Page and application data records
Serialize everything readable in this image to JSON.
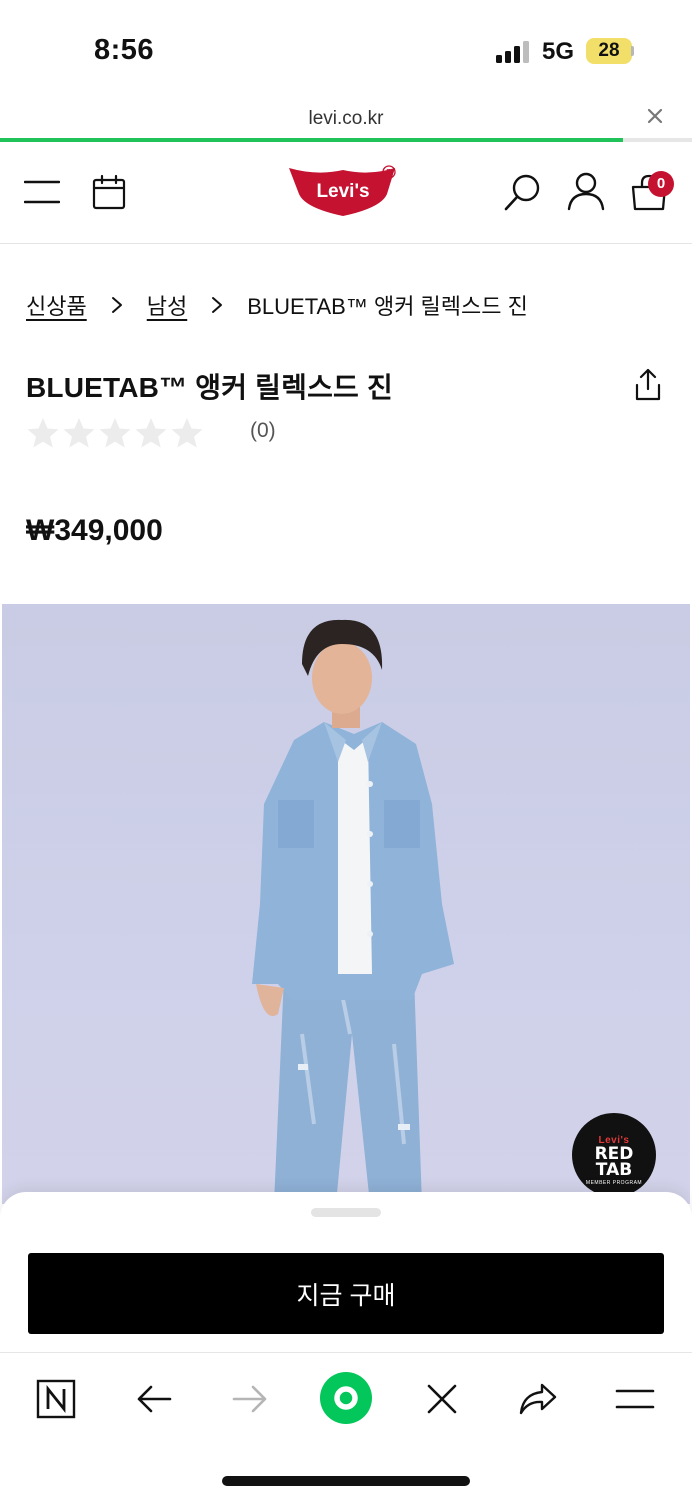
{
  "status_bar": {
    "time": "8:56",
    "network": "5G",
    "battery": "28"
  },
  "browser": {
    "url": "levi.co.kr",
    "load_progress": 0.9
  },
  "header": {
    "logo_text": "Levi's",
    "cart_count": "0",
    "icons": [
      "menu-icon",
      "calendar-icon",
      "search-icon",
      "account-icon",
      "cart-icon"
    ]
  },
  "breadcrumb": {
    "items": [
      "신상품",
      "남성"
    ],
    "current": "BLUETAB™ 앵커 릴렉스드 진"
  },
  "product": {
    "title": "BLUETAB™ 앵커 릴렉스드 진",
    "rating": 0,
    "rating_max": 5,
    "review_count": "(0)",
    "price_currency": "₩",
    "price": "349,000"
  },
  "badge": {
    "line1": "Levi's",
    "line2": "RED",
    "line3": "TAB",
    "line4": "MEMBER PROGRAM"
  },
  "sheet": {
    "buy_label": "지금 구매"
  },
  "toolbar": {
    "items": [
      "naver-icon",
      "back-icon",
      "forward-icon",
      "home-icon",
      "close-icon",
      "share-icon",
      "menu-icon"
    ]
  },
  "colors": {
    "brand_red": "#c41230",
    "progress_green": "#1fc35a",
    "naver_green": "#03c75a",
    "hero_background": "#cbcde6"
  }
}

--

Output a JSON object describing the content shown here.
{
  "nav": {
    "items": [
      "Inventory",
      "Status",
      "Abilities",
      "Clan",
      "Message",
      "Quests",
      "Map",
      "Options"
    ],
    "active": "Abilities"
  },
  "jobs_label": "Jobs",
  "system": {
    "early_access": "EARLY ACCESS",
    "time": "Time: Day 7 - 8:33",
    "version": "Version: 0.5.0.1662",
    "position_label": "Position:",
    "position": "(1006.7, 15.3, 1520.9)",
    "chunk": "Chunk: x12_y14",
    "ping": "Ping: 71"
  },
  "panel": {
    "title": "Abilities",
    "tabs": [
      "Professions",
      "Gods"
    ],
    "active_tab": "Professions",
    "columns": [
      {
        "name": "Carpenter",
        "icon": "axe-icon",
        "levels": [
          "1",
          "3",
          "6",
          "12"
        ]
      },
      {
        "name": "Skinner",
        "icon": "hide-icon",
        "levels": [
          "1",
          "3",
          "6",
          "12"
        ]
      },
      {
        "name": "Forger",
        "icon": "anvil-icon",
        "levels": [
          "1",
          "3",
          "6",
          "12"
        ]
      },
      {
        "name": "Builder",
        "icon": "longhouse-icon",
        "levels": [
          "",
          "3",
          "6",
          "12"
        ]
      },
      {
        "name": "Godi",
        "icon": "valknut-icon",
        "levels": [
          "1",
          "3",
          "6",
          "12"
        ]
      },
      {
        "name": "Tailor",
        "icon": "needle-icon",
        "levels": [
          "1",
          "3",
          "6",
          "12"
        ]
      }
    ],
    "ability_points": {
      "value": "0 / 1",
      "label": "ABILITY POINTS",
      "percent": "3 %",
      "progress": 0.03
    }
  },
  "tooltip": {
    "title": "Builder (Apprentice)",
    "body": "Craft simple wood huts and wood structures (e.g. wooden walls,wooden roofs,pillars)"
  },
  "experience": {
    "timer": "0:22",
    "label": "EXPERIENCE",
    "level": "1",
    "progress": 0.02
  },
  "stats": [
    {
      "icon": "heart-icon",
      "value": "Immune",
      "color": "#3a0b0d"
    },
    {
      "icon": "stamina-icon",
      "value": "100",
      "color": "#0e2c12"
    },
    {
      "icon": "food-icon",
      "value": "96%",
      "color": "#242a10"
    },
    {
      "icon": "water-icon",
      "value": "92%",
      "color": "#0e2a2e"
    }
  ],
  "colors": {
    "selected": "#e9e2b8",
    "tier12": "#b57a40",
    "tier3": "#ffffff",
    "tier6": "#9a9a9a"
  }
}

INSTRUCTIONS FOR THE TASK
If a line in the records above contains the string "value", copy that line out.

ANSWER SPACE
      "value": "0 / 1",
      "value": "Immune",
      "value": "100",
      "value": "96%",
      "value": "92%",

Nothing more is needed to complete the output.